A linguistically disabled Delhi government official, wrongly interpreting a UN report, claimed that Delhi is the second most popular city in the world.
Last week, a report of the UN’s Department of Economic and Social Affairs had stated that Delhi is going to be the second most populous city in the world. Without knowing the difference between ‘populous’ and ‘popular’, the officials of the Delhi government, overwhelmed by the supposed distinction achieved by the city, went around claiming Delhi to be the second most popular city. The euphoria spread, and taking the officials word, the citizens of Delhi too started celebrating.
Politicians soon joined the bandwagon with their own high claims. Arvind Kejriwal declared “Who are we? We are aam aadmi. See what our 49 days rule has done to Delhi. If we had run the government for a few more days, Delhi would have become number one. But Congress and BJP didn’t let us continue.”
Shiela Dixit refuted this saying, “AAP claims are stupid. I ruled Delhi the longest. I am the one who brought glory to Delhi.” Lalu Prasad was quick to add, “Arrey bhai, without even ruling Delhi we have made it number two. Just imagine if we had ruled.”
In the press conference called by the Delhi administration, one of the scribes tried to correct the officials. “Sir, UN has not said Delhi is the second most popular city. It is the second most populous.” However the government spokesperson retorted, “How it make difference? Tell me. It is all same. Those ungrammar report people all talk wrong. But I know what they meaning.”
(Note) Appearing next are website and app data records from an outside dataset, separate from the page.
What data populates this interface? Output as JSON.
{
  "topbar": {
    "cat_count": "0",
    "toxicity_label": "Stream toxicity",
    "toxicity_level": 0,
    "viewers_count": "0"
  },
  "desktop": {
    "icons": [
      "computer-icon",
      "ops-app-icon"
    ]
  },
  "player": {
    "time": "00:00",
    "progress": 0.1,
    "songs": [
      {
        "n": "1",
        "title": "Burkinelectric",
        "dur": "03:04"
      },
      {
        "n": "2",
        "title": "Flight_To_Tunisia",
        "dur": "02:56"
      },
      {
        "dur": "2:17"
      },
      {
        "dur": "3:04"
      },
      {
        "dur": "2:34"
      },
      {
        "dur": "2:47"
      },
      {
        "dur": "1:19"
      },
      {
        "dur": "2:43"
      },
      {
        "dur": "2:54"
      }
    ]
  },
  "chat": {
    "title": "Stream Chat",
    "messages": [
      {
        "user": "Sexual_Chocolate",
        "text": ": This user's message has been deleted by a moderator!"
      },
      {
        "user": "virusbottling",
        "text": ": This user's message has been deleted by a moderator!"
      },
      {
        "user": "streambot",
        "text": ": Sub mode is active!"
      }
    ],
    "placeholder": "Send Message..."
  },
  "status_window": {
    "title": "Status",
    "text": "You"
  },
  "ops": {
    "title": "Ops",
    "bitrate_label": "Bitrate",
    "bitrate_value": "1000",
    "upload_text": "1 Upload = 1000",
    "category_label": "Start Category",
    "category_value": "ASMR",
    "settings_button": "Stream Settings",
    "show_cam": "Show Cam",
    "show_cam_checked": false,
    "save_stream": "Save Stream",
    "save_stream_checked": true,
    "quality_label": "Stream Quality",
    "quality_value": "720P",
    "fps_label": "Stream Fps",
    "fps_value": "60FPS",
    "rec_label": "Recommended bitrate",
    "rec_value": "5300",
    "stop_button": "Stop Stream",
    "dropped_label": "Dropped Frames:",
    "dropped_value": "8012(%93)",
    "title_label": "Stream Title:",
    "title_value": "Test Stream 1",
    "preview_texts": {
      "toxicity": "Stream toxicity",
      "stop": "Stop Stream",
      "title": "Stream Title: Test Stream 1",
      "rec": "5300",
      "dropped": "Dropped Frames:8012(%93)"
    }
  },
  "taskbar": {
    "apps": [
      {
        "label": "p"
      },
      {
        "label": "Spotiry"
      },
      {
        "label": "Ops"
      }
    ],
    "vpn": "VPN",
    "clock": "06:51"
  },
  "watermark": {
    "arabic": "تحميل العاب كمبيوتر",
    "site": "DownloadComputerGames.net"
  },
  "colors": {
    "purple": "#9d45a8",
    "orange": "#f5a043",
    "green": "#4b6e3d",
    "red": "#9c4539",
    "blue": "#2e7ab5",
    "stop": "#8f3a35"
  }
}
In the meantime, there were interesting reactions to this development, from other cities. Most people from Bangalore were cynical about this, with one of them saying, “There must have been a Delhiite in the panel that gave the report. Otherwise, how?”
On the other hand Mumbaikars went into celebrations themselves. When asked the reason and if they do not feel envious, one of them had this to say, “If Delhi is number two, we have to be number one!”
Oblivious to the reality, Delhiites came on to the streets in lakhs. Some danced, some threw colours, some with beer bottles in hand. After the fervour subsided, they started looking around themselves.
They saw a sea of humanity, choked roads, most people drunk, beer bottles and garbage strewn everywhere. Looking at the size of their own population, the mess around and the way the crowd behaved, it dawned on them that their city ought to be most populous and not necessarily popular. That is when they started returning home. The official who started all this is now untraceable.